How explicitly does the prophet Teiresias reveal the guilt of Oedipus?
Oedipus is eager to learn the identity of the murderer of Laius, because Creon has informed him that the plague that has befallen Thebes will be lifted only when the murderer is brought to justice. He knows that Teiresias, the blind prophet, knows the identity of the murderer, and summons him to reveal it. He asks him to "save thyself, thy country, and thy king" by identifying the murderer. The blind seer, knowing the terrible reality, demurs, observing that it is is "misery to be wise when wisdom profits nothing." Oedipus challenges his sense of patriotism, beseeching him to reveal his wisdom on the matter, but Teiresias still holds out.
Only when Oedipus, outraged and frustrated, accuses him of plotting the murder, does the prophet give in. He says "Thou art the man / Thou the accursed polluter of this land." When Oedipus, stunned, demands that he repeat himself, he says explicitly that Oedipus himself is the "murderer of the man / whose murderer thou pursuest." He then explains that Oedipus "livest with thy nearest kin / in infamy, unwitting in thy shame." Oedipus is outraged, and blames Creon for basically putting Teiresias up to the prophecy, if not plotting against Laius himself.
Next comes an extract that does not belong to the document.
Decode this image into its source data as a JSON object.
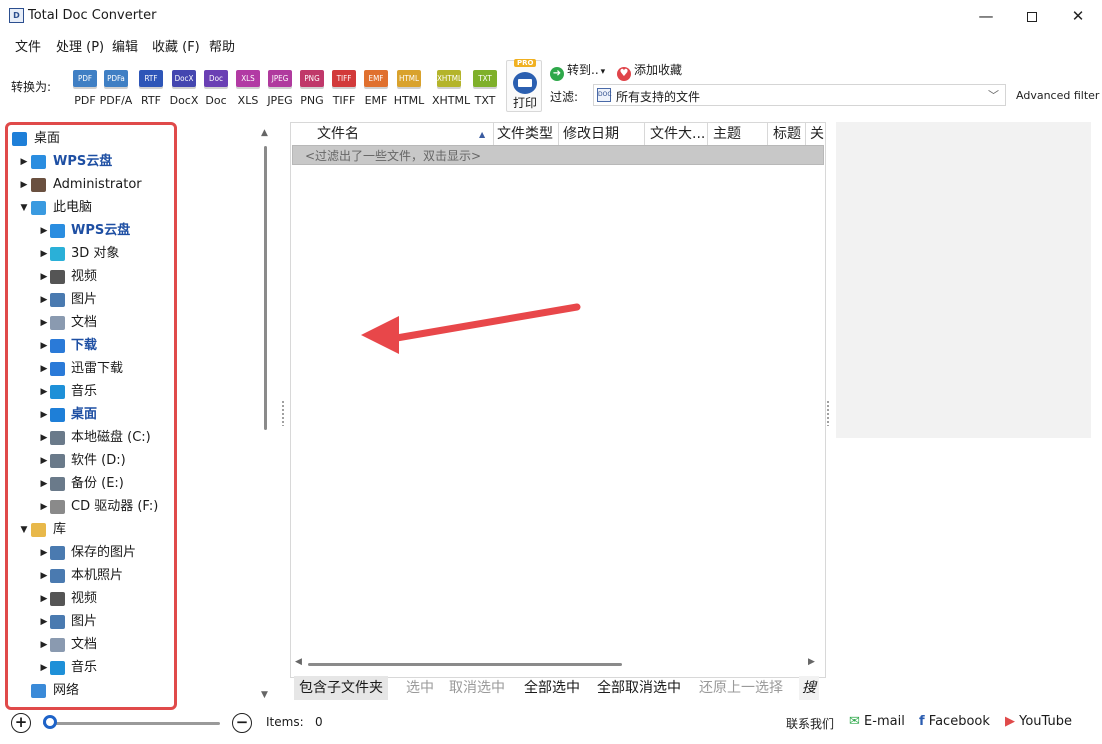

Teiresias tells him that he is his own "bane," and that he "unwitting . . . [is] a double foe" to his family. Eventually Oedipus will learn the horrible truth, but at this point in the play he dismisses Teiresias for his "insolence," even though he only very reluctantly replied to Oedipus's repeated queries. He did not tell him the "back story" to how he became the killer, but he explicitly told him that he was the man responsible.
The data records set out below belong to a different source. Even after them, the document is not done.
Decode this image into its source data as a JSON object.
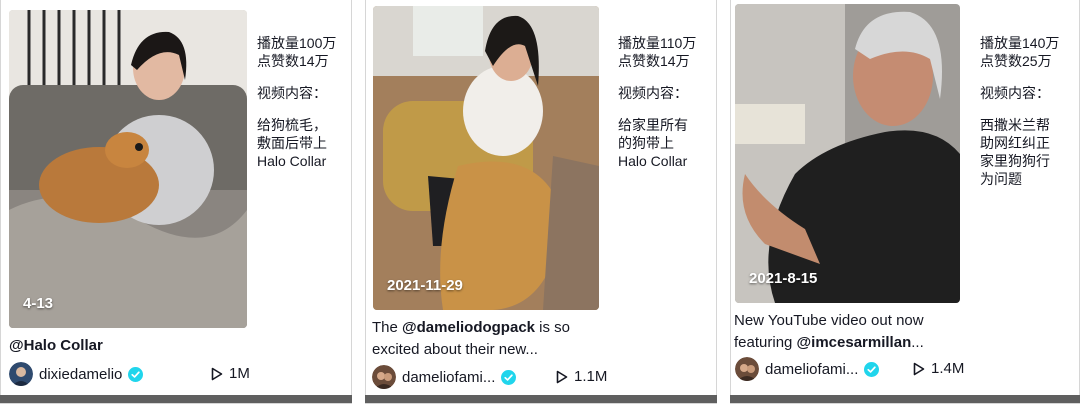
{
  "cards": [
    {
      "date": "4-13",
      "views": "播放量100万",
      "likes": "点赞数14万",
      "content_label": "视频内容：",
      "content": "给狗梳毛，\n敷面后带上\nHalo Collar",
      "caption": "@Halo Collar",
      "author": "dixiedamelio",
      "play_count": "1M"
    },
    {
      "date": "2021-11-29",
      "views": "播放量110万",
      "likes": "点赞数14万",
      "content_label": "视频内容：",
      "content": "给家里所有\n的狗带上\nHalo Collar",
      "caption_pre": "The ",
      "caption_mention": "@dameliodogpack",
      "caption_post": " is so excited about their new...",
      "author": "dameliofami...",
      "play_count": "1.1M"
    },
    {
      "date": "2021-8-15",
      "views": "播放量140万",
      "likes": "点赞数25万",
      "content_label": "视频内容：",
      "content": "西撒米兰帮\n助网红纠正\n家里狗狗行\n为问题",
      "caption_pre": "New YouTube video out now featuring ",
      "caption_mention": "@imcesarmillan",
      "caption_post": "...",
      "author": "dameliofami...",
      "play_count": "1.4M"
    }
  ],
  "colors": {
    "verified": "#20d5ec",
    "text": "#161823",
    "bottom_bar": "#5f5f5f"
  }
}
When Teiresias is first summoned by Oedipus, he is very hestiant to speak. His first comments to Oedipus are vague at best. Teiresias seems to avoid the questions asked, telling Oedipus to let go of this search, and that it will bring him nothing but pain. Oedipus continues to press Teiresias, however, essentially accusing him of being a traitor to his people. Oedipus believes that Teiresias knows who murdered the former king and is enraged that the prophet would let innocent people suffer rather than reveal the murderer. After being pushed and prodded by Oedipus, Teiresias very bluntly says that Oedipus is the murderer they seek.